Guinness marketing aims to drive brand fame through highly creative communications that influence culture and resonate with drinkers – so not a model obviously conducive to an always-on approach.
Its 2018 Gold-winning paper traces the development over six years of the ‘Made of More’ brand idea behind advertising which aligns the Guinness brand with examples of people making difficult choices in challenging circumstances.
The paper does include some examples of smaller-scale reactive work for the 2015 Rugby World Cup. But at its heart is some characteristic Guinness storytelling about mould-breaking Rugby players, the anti-segregationist music manager John Hammond and the urban cowboys of Compton.
Mawdsley said the brand’s history had created an expectation that it would “produce something exciting” – and consumers voiced these high expectations in research groups.
Mawdsley continued to address the panel - This success is not without its own issues, in that creatives can become paralysed by fear of not living up to the brand’s legacy He advised them to “listen to the brief, not history… don’t overthink it”.
Mawdsley said the paper demonstrated the value of building on an idea rather than shifting strategy too early and reflected “an exceptionally brave client” with a culture of committing to creativity and effectiveness.

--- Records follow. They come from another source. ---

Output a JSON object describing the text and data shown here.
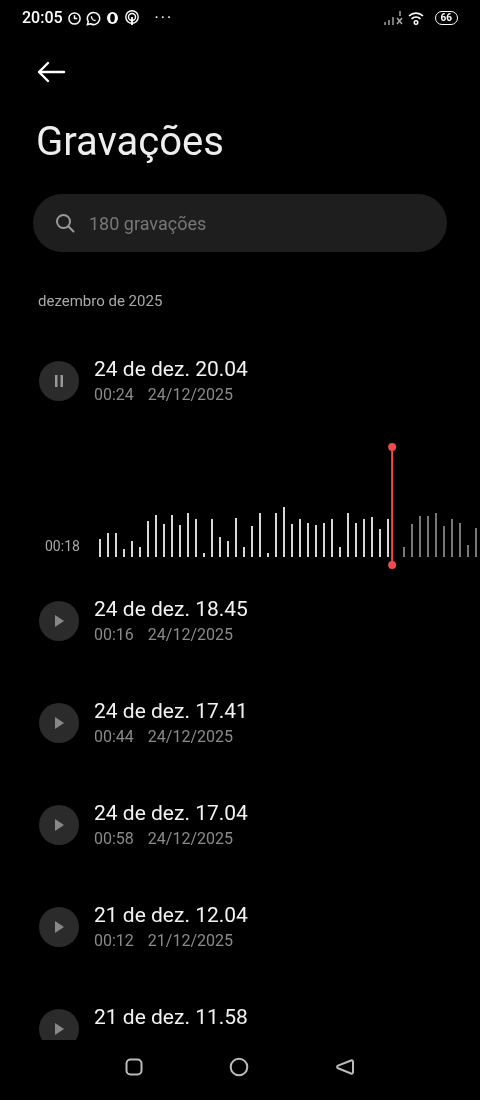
{
  "status_bar": {
    "time": "20:05",
    "more": "···",
    "battery": "66"
  },
  "title": "Gravações",
  "search": {
    "placeholder": "180 gravações"
  },
  "section": "dezembro de 2025",
  "recordings": [
    {
      "title": "24 de dez. 20.04",
      "duration": "00:24",
      "date": "24/12/2025",
      "playing": true,
      "position": "00:18",
      "level": 0.77
    },
    {
      "title": "24 de dez. 18.45",
      "duration": "00:16",
      "date": "24/12/2025",
      "playing": false
    },
    {
      "title": "24 de dez. 17.41",
      "duration": "00:44",
      "date": "24/12/2025",
      "playing": false
    },
    {
      "title": "24 de dez. 17.04",
      "duration": "00:58",
      "date": "24/12/2025",
      "playing": false
    },
    {
      "title": "21 de dez. 12.04",
      "duration": "00:12",
      "date": "21/12/2025",
      "playing": false
    },
    {
      "title": "21 de dez. 11.58",
      "playing": false
    }
  ]
}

The earliest ‘Made of More’ iterations didn’t produce stellar results, but subsequent executions have continually improved on payback.
The brand’s on-trade UK market share, price inelasticity and ROI have all improved in the most recent year of ‘Made of More’.
In general, the panellists agreed that creatives were still more likely to be excited at the prospect of responding to a brief with a TV ad than with multiple pieces of always-on content.
But Bradshaw challenged the idea that creating and deploying a series of six-second Instagram videos was less compelling than developing a TV spot, arguing that marketers had to take advantage of a palette of tools available to provide a breadth of solutions.
Phayer added that although Ella’s Kitchen did not plan to reinvent its weaning programme, it was looking at revamping its email format – and “creatives want to work on it”.
Unerman, the Deputy Convenor of the 2018 Awards who will be Convenor of Judges in 2020, said that overall the 2018 cases demonstrated there had been “a step change” in the good work in the industry, combining strong creative with media strategy based on consumer insight.
However, there were still “Get real!” conversations between creative and media agencies about what could be achieved with available media budgets.
Asked to identify a single “killer metric”, respondents chose brand consideration (Mother/IKEA), market share (AMV BBDO/Guinness), and penetration, expressed in terms of percentage of parents with weaning babies signed up (Havas/Ella’s Kitchen). Unerman chose ‘consideration’ and Godber went for ‘purchase intent’.
So although the event demonstrated the variety of ways agencies can respond to client briefs, it also underlined the value of prioritising a single way to evaluate the effectiveness of that response.